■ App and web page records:
○ ○ ○ ○ ○ ○ ○
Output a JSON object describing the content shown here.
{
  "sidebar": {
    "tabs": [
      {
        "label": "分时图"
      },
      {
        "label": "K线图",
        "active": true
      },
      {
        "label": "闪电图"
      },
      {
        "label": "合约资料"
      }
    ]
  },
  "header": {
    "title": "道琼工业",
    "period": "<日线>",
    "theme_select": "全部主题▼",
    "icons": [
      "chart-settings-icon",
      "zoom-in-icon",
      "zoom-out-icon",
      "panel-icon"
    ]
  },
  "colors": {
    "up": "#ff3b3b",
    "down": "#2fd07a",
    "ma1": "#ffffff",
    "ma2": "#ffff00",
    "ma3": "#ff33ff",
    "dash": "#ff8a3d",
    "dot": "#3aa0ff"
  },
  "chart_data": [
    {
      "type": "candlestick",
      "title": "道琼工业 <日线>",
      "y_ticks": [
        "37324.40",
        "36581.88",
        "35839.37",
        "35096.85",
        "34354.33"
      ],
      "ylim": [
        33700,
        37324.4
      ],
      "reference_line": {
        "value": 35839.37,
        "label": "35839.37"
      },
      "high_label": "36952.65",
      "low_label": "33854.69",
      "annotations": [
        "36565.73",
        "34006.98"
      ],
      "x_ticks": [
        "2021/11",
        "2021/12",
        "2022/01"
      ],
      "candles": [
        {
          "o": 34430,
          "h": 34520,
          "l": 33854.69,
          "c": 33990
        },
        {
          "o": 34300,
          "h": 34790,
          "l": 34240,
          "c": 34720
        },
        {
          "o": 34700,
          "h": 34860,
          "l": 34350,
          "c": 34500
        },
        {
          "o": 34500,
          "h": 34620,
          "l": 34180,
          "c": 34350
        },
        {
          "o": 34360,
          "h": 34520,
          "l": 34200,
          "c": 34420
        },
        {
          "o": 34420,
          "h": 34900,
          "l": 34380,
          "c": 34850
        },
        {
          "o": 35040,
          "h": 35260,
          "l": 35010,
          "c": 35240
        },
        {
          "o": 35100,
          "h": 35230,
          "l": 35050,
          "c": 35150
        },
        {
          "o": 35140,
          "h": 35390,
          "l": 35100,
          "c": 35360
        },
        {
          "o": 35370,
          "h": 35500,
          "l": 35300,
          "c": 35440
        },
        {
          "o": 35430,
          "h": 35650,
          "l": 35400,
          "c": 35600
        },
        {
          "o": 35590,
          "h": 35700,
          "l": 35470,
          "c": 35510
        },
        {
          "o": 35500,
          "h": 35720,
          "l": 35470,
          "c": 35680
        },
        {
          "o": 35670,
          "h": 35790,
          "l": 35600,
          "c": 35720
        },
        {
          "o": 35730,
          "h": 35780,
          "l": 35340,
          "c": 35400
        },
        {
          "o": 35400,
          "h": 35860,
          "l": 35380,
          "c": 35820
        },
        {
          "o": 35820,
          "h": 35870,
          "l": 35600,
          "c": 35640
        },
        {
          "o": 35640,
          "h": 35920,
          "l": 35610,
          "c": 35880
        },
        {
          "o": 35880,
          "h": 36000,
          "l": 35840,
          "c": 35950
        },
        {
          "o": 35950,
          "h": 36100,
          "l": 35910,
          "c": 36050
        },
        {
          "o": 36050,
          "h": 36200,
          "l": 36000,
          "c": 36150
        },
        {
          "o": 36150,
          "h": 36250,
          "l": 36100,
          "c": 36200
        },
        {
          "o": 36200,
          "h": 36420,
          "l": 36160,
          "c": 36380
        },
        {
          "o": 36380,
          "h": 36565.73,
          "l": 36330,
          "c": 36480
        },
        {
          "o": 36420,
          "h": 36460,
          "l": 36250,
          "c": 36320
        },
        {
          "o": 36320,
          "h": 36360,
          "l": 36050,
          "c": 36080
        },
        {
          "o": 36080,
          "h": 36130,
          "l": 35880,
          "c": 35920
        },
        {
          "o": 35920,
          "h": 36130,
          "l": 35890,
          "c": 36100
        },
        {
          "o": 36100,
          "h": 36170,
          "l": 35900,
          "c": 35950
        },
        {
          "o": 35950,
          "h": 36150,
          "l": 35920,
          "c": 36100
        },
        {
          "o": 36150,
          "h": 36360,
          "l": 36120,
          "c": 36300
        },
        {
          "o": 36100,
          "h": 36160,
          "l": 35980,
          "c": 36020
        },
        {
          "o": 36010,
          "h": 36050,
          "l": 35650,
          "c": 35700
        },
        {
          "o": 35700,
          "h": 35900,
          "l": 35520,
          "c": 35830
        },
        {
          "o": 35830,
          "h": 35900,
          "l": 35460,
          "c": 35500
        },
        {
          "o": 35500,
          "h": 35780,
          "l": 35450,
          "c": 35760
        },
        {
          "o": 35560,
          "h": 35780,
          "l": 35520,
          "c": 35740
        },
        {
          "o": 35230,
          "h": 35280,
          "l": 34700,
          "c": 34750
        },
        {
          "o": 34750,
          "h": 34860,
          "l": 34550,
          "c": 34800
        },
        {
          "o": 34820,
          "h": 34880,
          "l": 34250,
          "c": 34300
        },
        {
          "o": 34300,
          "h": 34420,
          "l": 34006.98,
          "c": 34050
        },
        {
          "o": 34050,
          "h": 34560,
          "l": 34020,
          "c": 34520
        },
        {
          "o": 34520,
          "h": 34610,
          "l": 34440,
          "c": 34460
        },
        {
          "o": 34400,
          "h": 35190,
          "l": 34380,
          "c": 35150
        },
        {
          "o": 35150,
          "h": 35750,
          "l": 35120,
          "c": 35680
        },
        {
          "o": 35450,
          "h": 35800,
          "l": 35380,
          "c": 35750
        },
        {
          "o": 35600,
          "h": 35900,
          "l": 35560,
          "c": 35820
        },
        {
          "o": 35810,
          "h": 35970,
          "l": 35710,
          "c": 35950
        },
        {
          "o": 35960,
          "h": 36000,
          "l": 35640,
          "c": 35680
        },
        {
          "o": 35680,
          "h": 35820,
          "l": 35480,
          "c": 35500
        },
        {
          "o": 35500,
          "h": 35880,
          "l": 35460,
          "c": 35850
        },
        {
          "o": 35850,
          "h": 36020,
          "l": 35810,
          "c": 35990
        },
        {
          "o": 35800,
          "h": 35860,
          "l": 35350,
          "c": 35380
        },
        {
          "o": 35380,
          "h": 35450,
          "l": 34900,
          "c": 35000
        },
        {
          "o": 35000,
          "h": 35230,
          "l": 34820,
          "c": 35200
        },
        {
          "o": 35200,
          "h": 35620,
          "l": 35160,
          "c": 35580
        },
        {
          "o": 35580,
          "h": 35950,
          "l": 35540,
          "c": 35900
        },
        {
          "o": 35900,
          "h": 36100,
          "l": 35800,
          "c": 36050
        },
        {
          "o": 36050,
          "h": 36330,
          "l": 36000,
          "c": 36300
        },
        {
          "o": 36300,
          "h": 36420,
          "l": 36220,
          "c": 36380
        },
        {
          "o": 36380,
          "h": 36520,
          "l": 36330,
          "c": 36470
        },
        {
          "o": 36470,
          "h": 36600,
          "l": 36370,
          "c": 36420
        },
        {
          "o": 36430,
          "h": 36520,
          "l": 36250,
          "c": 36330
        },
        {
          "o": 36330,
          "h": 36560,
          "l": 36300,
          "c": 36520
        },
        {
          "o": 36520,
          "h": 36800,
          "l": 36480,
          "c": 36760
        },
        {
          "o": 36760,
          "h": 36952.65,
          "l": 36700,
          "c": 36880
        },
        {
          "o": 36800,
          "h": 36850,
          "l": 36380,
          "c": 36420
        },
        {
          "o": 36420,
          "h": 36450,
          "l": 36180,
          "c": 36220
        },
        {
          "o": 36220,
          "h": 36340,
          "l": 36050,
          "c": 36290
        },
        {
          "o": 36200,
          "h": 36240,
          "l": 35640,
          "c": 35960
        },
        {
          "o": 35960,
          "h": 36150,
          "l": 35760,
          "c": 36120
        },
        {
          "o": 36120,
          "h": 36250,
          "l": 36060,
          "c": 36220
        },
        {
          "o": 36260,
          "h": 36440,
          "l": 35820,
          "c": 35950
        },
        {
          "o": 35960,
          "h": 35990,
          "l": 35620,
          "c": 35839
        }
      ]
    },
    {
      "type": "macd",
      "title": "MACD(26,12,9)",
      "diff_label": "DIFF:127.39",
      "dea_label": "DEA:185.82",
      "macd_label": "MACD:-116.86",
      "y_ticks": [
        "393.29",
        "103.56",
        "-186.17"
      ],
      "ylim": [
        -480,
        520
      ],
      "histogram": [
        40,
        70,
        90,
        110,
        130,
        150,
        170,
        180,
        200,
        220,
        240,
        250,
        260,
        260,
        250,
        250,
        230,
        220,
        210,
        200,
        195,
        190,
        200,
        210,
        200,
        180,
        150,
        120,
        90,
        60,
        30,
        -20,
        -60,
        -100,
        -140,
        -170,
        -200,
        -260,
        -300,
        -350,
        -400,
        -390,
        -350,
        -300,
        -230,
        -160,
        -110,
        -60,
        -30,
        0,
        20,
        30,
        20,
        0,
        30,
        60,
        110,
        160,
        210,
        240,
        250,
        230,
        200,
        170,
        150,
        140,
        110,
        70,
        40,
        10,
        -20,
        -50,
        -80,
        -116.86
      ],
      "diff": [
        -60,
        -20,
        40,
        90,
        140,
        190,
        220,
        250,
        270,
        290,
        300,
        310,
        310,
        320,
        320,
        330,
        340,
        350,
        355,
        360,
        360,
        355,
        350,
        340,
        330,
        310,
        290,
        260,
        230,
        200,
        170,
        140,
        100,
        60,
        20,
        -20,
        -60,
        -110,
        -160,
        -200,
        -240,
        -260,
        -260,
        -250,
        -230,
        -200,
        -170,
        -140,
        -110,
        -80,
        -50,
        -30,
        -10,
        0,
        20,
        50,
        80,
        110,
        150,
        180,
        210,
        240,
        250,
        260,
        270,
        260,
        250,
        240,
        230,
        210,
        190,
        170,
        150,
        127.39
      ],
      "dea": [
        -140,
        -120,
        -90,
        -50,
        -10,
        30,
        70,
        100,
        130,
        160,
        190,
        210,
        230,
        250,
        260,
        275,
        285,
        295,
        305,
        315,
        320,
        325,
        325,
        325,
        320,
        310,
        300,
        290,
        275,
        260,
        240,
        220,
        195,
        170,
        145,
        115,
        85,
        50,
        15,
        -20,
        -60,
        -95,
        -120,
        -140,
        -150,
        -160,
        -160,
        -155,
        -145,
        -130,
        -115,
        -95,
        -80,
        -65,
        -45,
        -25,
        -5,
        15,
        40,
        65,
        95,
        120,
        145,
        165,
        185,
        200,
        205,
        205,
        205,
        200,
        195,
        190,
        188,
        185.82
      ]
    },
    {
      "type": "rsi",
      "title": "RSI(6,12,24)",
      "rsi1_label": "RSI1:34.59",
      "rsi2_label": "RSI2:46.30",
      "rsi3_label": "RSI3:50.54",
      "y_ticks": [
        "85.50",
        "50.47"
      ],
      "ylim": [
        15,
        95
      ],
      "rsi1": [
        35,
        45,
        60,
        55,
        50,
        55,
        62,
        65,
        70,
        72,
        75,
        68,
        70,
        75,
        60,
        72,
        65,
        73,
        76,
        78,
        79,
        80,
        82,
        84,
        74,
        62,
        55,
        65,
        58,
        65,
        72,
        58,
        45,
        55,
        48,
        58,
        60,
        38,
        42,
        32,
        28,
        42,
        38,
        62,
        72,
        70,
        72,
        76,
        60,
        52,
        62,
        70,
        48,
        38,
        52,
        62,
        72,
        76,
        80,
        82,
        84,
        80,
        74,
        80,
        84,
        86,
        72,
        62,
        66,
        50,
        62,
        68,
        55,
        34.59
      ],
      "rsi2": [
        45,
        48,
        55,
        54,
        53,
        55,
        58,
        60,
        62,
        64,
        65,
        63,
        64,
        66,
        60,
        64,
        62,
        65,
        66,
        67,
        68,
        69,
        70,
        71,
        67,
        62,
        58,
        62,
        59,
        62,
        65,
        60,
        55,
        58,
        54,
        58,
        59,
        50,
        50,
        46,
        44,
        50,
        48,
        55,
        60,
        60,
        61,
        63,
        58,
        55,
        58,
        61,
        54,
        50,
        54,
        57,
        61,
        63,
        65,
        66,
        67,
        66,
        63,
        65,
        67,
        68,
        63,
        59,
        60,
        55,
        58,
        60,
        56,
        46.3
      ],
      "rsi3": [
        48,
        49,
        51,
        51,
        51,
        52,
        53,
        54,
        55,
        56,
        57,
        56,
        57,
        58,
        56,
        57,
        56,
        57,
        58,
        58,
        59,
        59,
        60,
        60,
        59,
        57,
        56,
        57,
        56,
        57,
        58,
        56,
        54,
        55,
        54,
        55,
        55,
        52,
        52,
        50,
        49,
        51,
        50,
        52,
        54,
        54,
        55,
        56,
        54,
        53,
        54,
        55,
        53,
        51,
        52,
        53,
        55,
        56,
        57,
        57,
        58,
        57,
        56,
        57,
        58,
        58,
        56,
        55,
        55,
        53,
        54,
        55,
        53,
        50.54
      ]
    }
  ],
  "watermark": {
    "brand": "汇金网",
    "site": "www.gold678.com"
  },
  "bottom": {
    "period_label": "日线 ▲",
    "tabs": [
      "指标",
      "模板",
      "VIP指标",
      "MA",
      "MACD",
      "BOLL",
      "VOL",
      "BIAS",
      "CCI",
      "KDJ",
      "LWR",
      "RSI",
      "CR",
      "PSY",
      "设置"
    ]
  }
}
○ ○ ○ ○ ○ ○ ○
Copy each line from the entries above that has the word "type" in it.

      "type": "candlestick",
      "type": "macd",
      "type": "rsi",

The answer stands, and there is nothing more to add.